BRIEF:
Could you reproduce every entry as it stands, leaving the pictures behind?

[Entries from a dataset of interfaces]
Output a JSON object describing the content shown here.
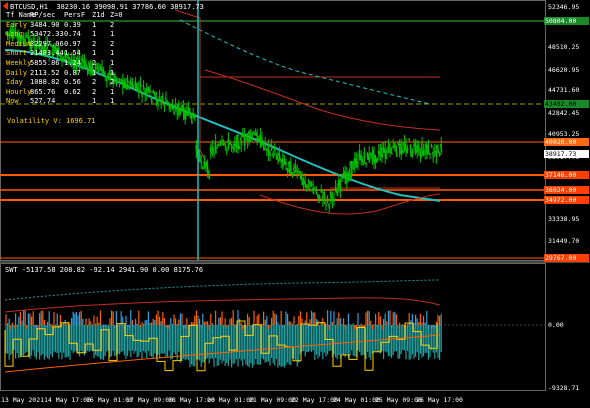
{
  "header": {
    "text": "BTCUSD,H1  38230.16 39098.91 37786.60 38917.73"
  },
  "stats_table": {
    "headers": [
      "Tf Name",
      "RP/sec",
      "PersF",
      "Z1d",
      "Z=0"
    ],
    "rows": [
      [
        "Early",
        "3484.90",
        "0.39",
        "1",
        "2"
      ],
      [
        "Long",
        "53472.33",
        "0.74",
        "1",
        "1"
      ],
      [
        "Medium",
        "32297.06",
        "0.97",
        "2",
        "2"
      ],
      [
        "Short",
        "21483.44",
        "1.54",
        "1",
        "1"
      ],
      [
        "Weekly",
        "5855.86",
        "1.24",
        "2",
        "1"
      ],
      [
        "Daily",
        "2113.52",
        "0.87",
        "1",
        "1"
      ],
      [
        "Iday",
        "1088.82",
        "0.56",
        "2",
        "2"
      ],
      [
        "Hourly",
        "865.76",
        "0.62",
        "2",
        "1"
      ],
      [
        "Now",
        "527.74",
        "",
        "1",
        "1"
      ]
    ]
  },
  "volatility": "Volatility V: 1696.71",
  "price_axis": {
    "labels": [
      "52346.95",
      "50804.00",
      "48510.25",
      "46620.95",
      "44731.60",
      "43402.00",
      "42842.45",
      "40953.25",
      "40026.00",
      "38917.73",
      "37146.00",
      "36024.00",
      "34972.00",
      "33338.95",
      "31449.70",
      "29767.00"
    ]
  },
  "price_tags": [
    {
      "text": "50804.00",
      "color": "#ffffff",
      "bg": "#1a8a2a"
    },
    {
      "text": "43402.00",
      "color": "#000000",
      "bg": "#1a8a2a"
    },
    {
      "text": "40026.00",
      "color": "#ffffff",
      "bg": "#ff6a10"
    },
    {
      "text": "38917.73",
      "color": "#000000",
      "bg": "#ffffff"
    },
    {
      "text": "37146.00",
      "color": "#ffffff",
      "bg": "#ff4000"
    },
    {
      "text": "36024.00",
      "color": "#ffffff",
      "bg": "#ff4000"
    },
    {
      "text": "34972.00",
      "color": "#ffffff",
      "bg": "#ff4000"
    },
    {
      "text": "29767.00",
      "color": "#ffffff",
      "bg": "#ff4000"
    }
  ],
  "sub_window": {
    "title": "SWT -5137.58 208.82 -92.14 2941.90 0.00 8175.76",
    "axis_labels": [
      "0.00",
      "-9328.71"
    ]
  },
  "time_axis": {
    "labels": [
      "13 May 2021",
      "14 May 17:00",
      "16 May 01:00",
      "17 May 09:00",
      "18 May 17:00",
      "20 May 01:00",
      "21 May 09:00",
      "22 May 17:00",
      "24 May 01:00",
      "25 May 09:00",
      "26 May 17:00"
    ]
  },
  "colors": {
    "background": "#000000",
    "candles": "#00c000",
    "ma_cyan": "#20c0c0",
    "level_orange": "#ff5a00",
    "level_green": "#38c038",
    "histogram_orange": "#ff6000",
    "histogram_blue": "#30a0e0",
    "histogram_teal": "#20a0a0",
    "signal_yellow": "#ffd000"
  }
}
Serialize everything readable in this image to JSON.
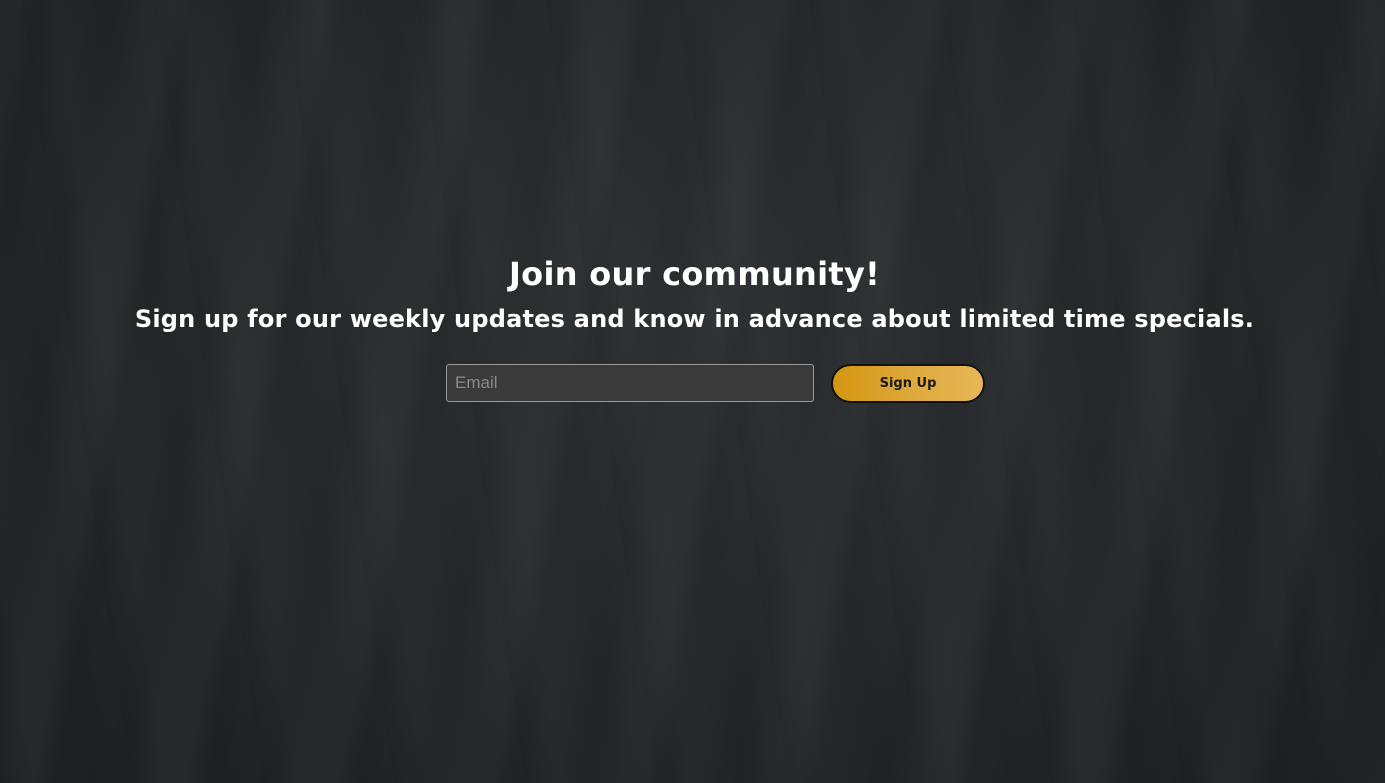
{
  "signup": {
    "heading": "Join our community!",
    "subheading": "Sign up for our weekly updates and know in advance about limited time specials.",
    "email_placeholder": "Email",
    "email_value": "",
    "button_label": "Sign Up"
  },
  "colors": {
    "background": "#25282a",
    "text": "#ffffff",
    "button_gradient_start": "#d4960f",
    "button_gradient_end": "#e7b757",
    "input_background": "#3a3a3a"
  }
}
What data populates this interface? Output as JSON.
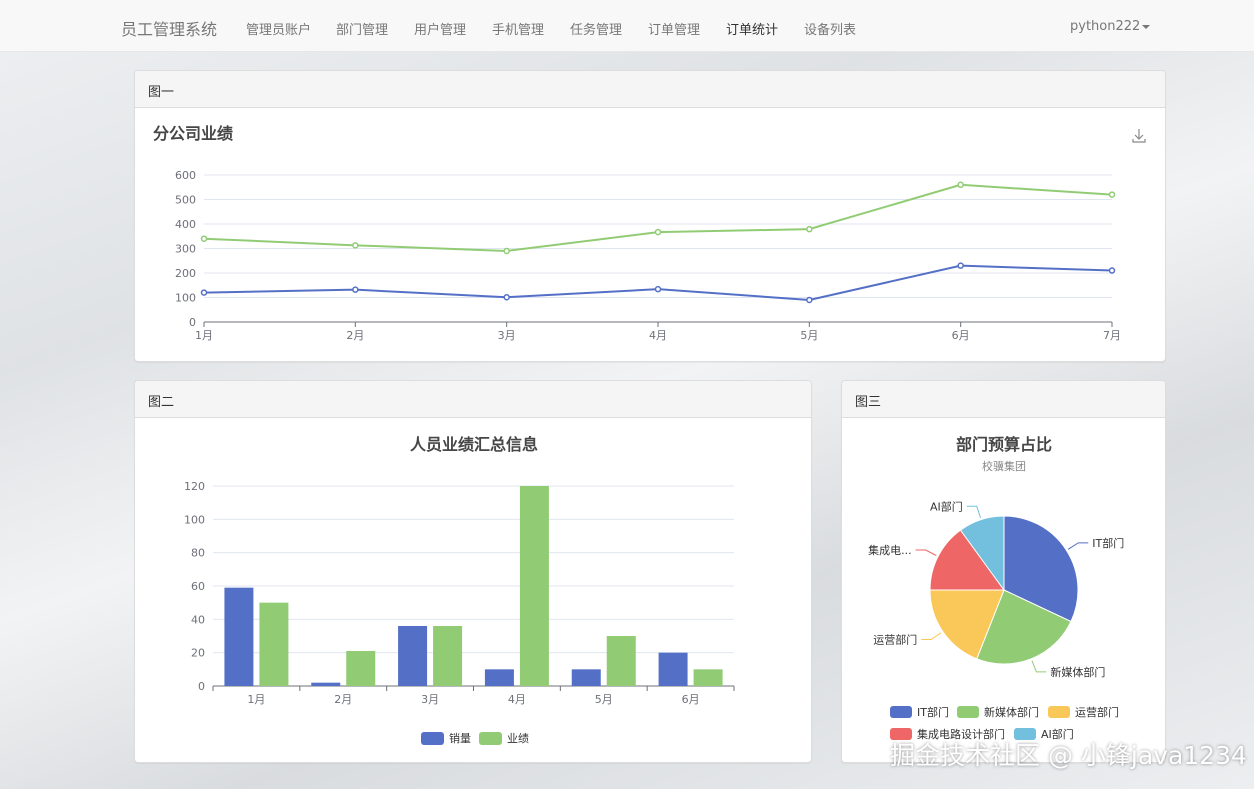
{
  "nav": {
    "brand": "员工管理系统",
    "items": [
      {
        "label": "管理员账户"
      },
      {
        "label": "部门管理"
      },
      {
        "label": "用户管理"
      },
      {
        "label": "手机管理"
      },
      {
        "label": "任务管理"
      },
      {
        "label": "订单管理"
      },
      {
        "label": "订单统计",
        "active": true
      },
      {
        "label": "设备列表"
      }
    ],
    "user": "python222"
  },
  "panels": {
    "line": {
      "heading": "图一"
    },
    "bar": {
      "heading": "图二"
    },
    "pie": {
      "heading": "图三"
    }
  },
  "chart_data": [
    {
      "type": "line",
      "title": "分公司业绩",
      "categories": [
        "1月",
        "2月",
        "3月",
        "4月",
        "5月",
        "6月",
        "7月"
      ],
      "ylim": [
        0,
        600
      ],
      "yticks": [
        "0",
        "100",
        "200",
        "300",
        "400",
        "500",
        "600"
      ],
      "grid": true,
      "series": [
        {
          "values": [
            340,
            313,
            290,
            367,
            379,
            560,
            520
          ],
          "color": "#91cc75"
        },
        {
          "values": [
            120,
            132,
            101,
            134,
            90,
            230,
            210
          ],
          "color": "#5470c6"
        }
      ]
    },
    {
      "type": "bar",
      "title": "人员业绩汇总信息",
      "categories": [
        "1月",
        "2月",
        "3月",
        "4月",
        "5月",
        "6月"
      ],
      "ylim": [
        0,
        120
      ],
      "yticks": [
        "0",
        "20",
        "40",
        "60",
        "80",
        "100",
        "120"
      ],
      "grid": true,
      "legend_position": "bottom",
      "series": [
        {
          "name": "销量",
          "values": [
            59,
            2,
            36,
            10,
            10,
            20
          ],
          "color": "#5470c6"
        },
        {
          "name": "业绩",
          "values": [
            50,
            21,
            36,
            120,
            30,
            10
          ],
          "color": "#91cc75"
        }
      ]
    },
    {
      "type": "pie",
      "title": "部门预算占比",
      "subtitle": "校骥集团",
      "legend_position": "bottom",
      "slices": [
        {
          "name": "IT部门",
          "label": "IT部门",
          "value": 32,
          "color": "#5470c6"
        },
        {
          "name": "新媒体部门",
          "label": "新媒体部门",
          "value": 24,
          "color": "#91cc75"
        },
        {
          "name": "运营部门",
          "label": "运营部门",
          "value": 19,
          "color": "#fac858"
        },
        {
          "name": "集成电路设计部门",
          "label": "集成电...",
          "value": 15,
          "color": "#ee6666"
        },
        {
          "name": "AI部门",
          "label": "AI部门",
          "value": 10,
          "color": "#73c0de"
        }
      ]
    }
  ],
  "watermark": "掘金技术社区 @ 小锋java1234"
}
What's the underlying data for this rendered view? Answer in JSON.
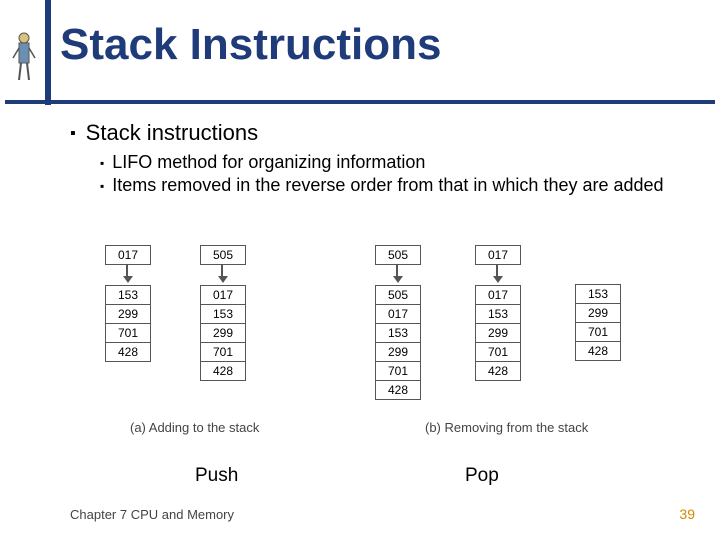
{
  "title": "Stack Instructions",
  "bullets": {
    "l1": "Stack instructions",
    "l2a": "LIFO method for organizing information",
    "l2b": "Items removed in the reverse order from that in which they are added"
  },
  "chart_data": {
    "type": "table",
    "description": "Stack push/pop sequence illustration",
    "stacks": [
      {
        "group": "push",
        "top": "017",
        "cells": [
          "153",
          "299",
          "701",
          "428"
        ]
      },
      {
        "group": "push",
        "top": "505",
        "cells": [
          "017",
          "153",
          "299",
          "701",
          "428"
        ]
      },
      {
        "group": "pop",
        "top": "505",
        "cells": [
          "505",
          "017",
          "153",
          "299",
          "701",
          "428"
        ]
      },
      {
        "group": "pop",
        "top": "017",
        "cells": [
          "017",
          "153",
          "299",
          "701",
          "428"
        ]
      },
      {
        "group": "pop",
        "top": "",
        "cells": [
          "153",
          "299",
          "701",
          "428"
        ]
      }
    ],
    "captions": {
      "a": "(a) Adding to the stack",
      "b": "(b) Removing from the stack"
    },
    "op_labels": {
      "push": "Push",
      "pop": "Pop"
    }
  },
  "footer": {
    "left": "Chapter 7 CPU and Memory",
    "page": "39"
  }
}
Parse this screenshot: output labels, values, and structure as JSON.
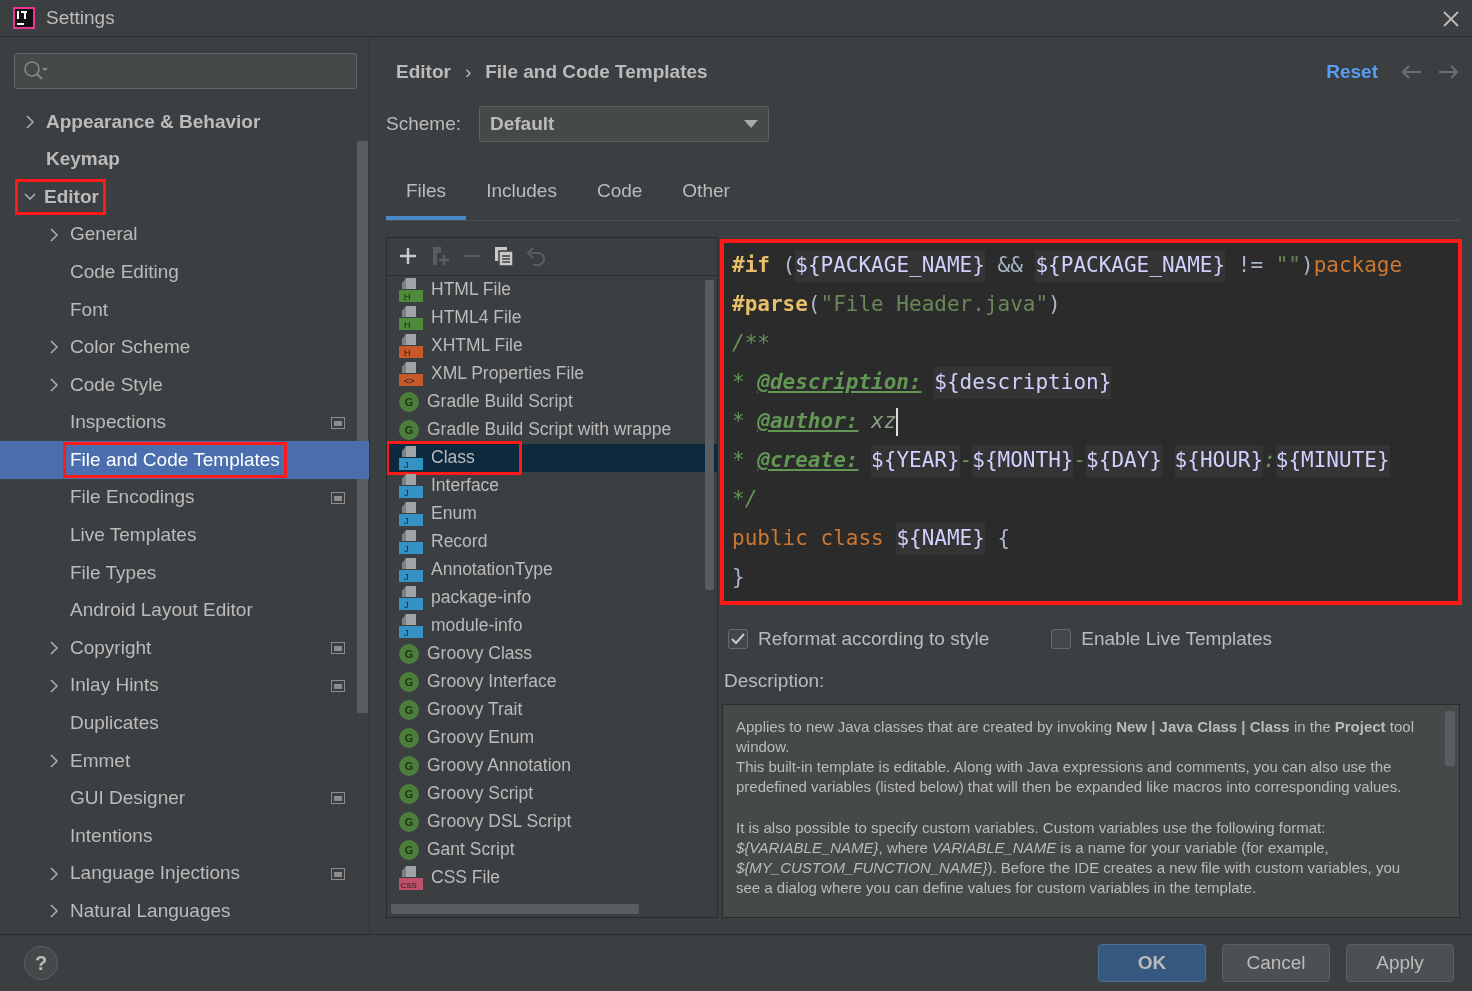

SOLUTION FOR THIS EXERCISE:
Output a JSON object describing the content shown here.
{
  "header": {
    "text": "BTCUSD,H1  38230.16 39098.91 37786.60 38917.73"
  },
  "stats_table": {
    "headers": [
      "Tf Name",
      "RP/sec",
      "PersF",
      "Z1d",
      "Z=0"
    ],
    "rows": [
      [
        "Early",
        "3484.90",
        "0.39",
        "1",
        "2"
      ],
      [
        "Long",
        "53472.33",
        "0.74",
        "1",
        "1"
      ],
      [
        "Medium",
        "32297.06",
        "0.97",
        "2",
        "2"
      ],
      [
        "Short",
        "21483.44",
        "1.54",
        "1",
        "1"
      ],
      [
        "Weekly",
        "5855.86",
        "1.24",
        "2",
        "1"
      ],
      [
        "Daily",
        "2113.52",
        "0.87",
        "1",
        "1"
      ],
      [
        "Iday",
        "1088.82",
        "0.56",
        "2",
        "2"
      ],
      [
        "Hourly",
        "865.76",
        "0.62",
        "2",
        "1"
      ],
      [
        "Now",
        "527.74",
        "",
        "1",
        "1"
      ]
    ]
  },
  "volatility": "Volatility V: 1696.71",
  "price_axis": {
    "labels": [
      "52346.95",
      "50804.00",
      "48510.25",
      "46620.95",
      "44731.60",
      "43402.00",
      "42842.45",
      "40953.25",
      "40026.00",
      "38917.73",
      "37146.00",
      "36024.00",
      "34972.00",
      "33338.95",
      "31449.70",
      "29767.00"
    ]
  },
  "price_tags": [
    {
      "text": "50804.00",
      "color": "#ffffff",
      "bg": "#1a8a2a"
    },
    {
      "text": "43402.00",
      "color": "#000000",
      "bg": "#1a8a2a"
    },
    {
      "text": "40026.00",
      "color": "#ffffff",
      "bg": "#ff6a10"
    },
    {
      "text": "38917.73",
      "color": "#000000",
      "bg": "#ffffff"
    },
    {
      "text": "37146.00",
      "color": "#ffffff",
      "bg": "#ff4000"
    },
    {
      "text": "36024.00",
      "color": "#ffffff",
      "bg": "#ff4000"
    },
    {
      "text": "34972.00",
      "color": "#ffffff",
      "bg": "#ff4000"
    },
    {
      "text": "29767.00",
      "color": "#ffffff",
      "bg": "#ff4000"
    }
  ],
  "sub_window": {
    "title": "SWT -5137.58 208.82 -92.14 2941.90 0.00 8175.76",
    "axis_labels": [
      "0.00",
      "-9328.71"
    ]
  },
  "time_axis": {
    "labels": [
      "13 May 2021",
      "14 May 17:00",
      "16 May 01:00",
      "17 May 09:00",
      "18 May 17:00",
      "20 May 01:00",
      "21 May 09:00",
      "22 May 17:00",
      "24 May 01:00",
      "25 May 09:00",
      "26 May 17:00"
    ]
  },
  "colors": {
    "background": "#000000",
    "candles": "#00c000",
    "ma_cyan": "#20c0c0",
    "level_orange": "#ff5a00",
    "level_green": "#38c038",
    "histogram_orange": "#ff6000",
    "histogram_blue": "#30a0e0",
    "histogram_teal": "#20a0a0",
    "signal_yellow": "#ffd000"
  }
}
Serialize everything readable in this image to JSON.
{
  "signup": {
    "heading": "Join our community!",
    "subheading": "Sign up for our weekly updates and know in advance about limited time specials.",
    "email_placeholder": "Email",
    "email_value": "",
    "button_label": "Sign Up"
  },
  "colors": {
    "background": "#25282a",
    "text": "#ffffff",
    "button_gradient_start": "#d4960f",
    "button_gradient_end": "#e7b757",
    "input_background": "#3a3a3a"
  }
}
What data populates this interface? Output as JSON.
{
  "nav": {
    "brand": "员工管理系统",
    "items": [
      {
        "label": "管理员账户"
      },
      {
        "label": "部门管理"
      },
      {
        "label": "用户管理"
      },
      {
        "label": "手机管理"
      },
      {
        "label": "任务管理"
      },
      {
        "label": "订单管理"
      },
      {
        "label": "订单统计",
        "active": true
      },
      {
        "label": "设备列表"
      }
    ],
    "user": "python222"
  },
  "panels": {
    "line": {
      "heading": "图一"
    },
    "bar": {
      "heading": "图二"
    },
    "pie": {
      "heading": "图三"
    }
  },
  "chart_data": [
    {
      "type": "line",
      "title": "分公司业绩",
      "categories": [
        "1月",
        "2月",
        "3月",
        "4月",
        "5月",
        "6月",
        "7月"
      ],
      "ylim": [
        0,
        600
      ],
      "yticks": [
        "0",
        "100",
        "200",
        "300",
        "400",
        "500",
        "600"
      ],
      "grid": true,
      "series": [
        {
          "values": [
            340,
            313,
            290,
            367,
            379,
            560,
            520
          ],
          "color": "#91cc75"
        },
        {
          "values": [
            120,
            132,
            101,
            134,
            90,
            230,
            210
          ],
          "color": "#5470c6"
        }
      ]
    },
    {
      "type": "bar",
      "title": "人员业绩汇总信息",
      "categories": [
        "1月",
        "2月",
        "3月",
        "4月",
        "5月",
        "6月"
      ],
      "ylim": [
        0,
        120
      ],
      "yticks": [
        "0",
        "20",
        "40",
        "60",
        "80",
        "100",
        "120"
      ],
      "grid": true,
      "legend_position": "bottom",
      "series": [
        {
          "name": "销量",
          "values": [
            59,
            2,
            36,
            10,
            10,
            20
          ],
          "color": "#5470c6"
        },
        {
          "name": "业绩",
          "values": [
            50,
            21,
            36,
            120,
            30,
            10
          ],
          "color": "#91cc75"
        }
      ]
    },
    {
      "type": "pie",
      "title": "部门预算占比",
      "subtitle": "校骥集团",
      "legend_position": "bottom",
      "slices": [
        {
          "name": "IT部门",
          "label": "IT部门",
          "value": 32,
          "color": "#5470c6"
        },
        {
          "name": "新媒体部门",
          "label": "新媒体部门",
          "value": 24,
          "color": "#91cc75"
        },
        {
          "name": "运营部门",
          "label": "运营部门",
          "value": 19,
          "color": "#fac858"
        },
        {
          "name": "集成电路设计部门",
          "label": "集成电...",
          "value": 15,
          "color": "#ee6666"
        },
        {
          "name": "AI部门",
          "label": "AI部门",
          "value": 10,
          "color": "#73c0de"
        }
      ]
    }
  ],
  "watermark": "掘金技术社区 @ 小锋java1234"
}
What's the underlying data for this rendered view? Answer in JSON.
{
  "title": "Stack Instructions",
  "bullets": {
    "l1": "Stack instructions",
    "l2a": "LIFO method for organizing information",
    "l2b": "Items removed in the reverse order from that in which they are added"
  },
  "chart_data": {
    "type": "table",
    "description": "Stack push/pop sequence illustration",
    "stacks": [
      {
        "group": "push",
        "top": "017",
        "cells": [
          "153",
          "299",
          "701",
          "428"
        ]
      },
      {
        "group": "push",
        "top": "505",
        "cells": [
          "017",
          "153",
          "299",
          "701",
          "428"
        ]
      },
      {
        "group": "pop",
        "top": "505",
        "cells": [
          "505",
          "017",
          "153",
          "299",
          "701",
          "428"
        ]
      },
      {
        "group": "pop",
        "top": "017",
        "cells": [
          "017",
          "153",
          "299",
          "701",
          "428"
        ]
      },
      {
        "group": "pop",
        "top": "",
        "cells": [
          "153",
          "299",
          "701",
          "428"
        ]
      }
    ],
    "captions": {
      "a": "(a) Adding to the stack",
      "b": "(b) Removing from the stack"
    },
    "op_labels": {
      "push": "Push",
      "pop": "Pop"
    }
  },
  "footer": {
    "left": "Chapter 7 CPU and Memory",
    "page": "39"
  }
}
Parse this screenshot: output labels, values, and structure as JSON.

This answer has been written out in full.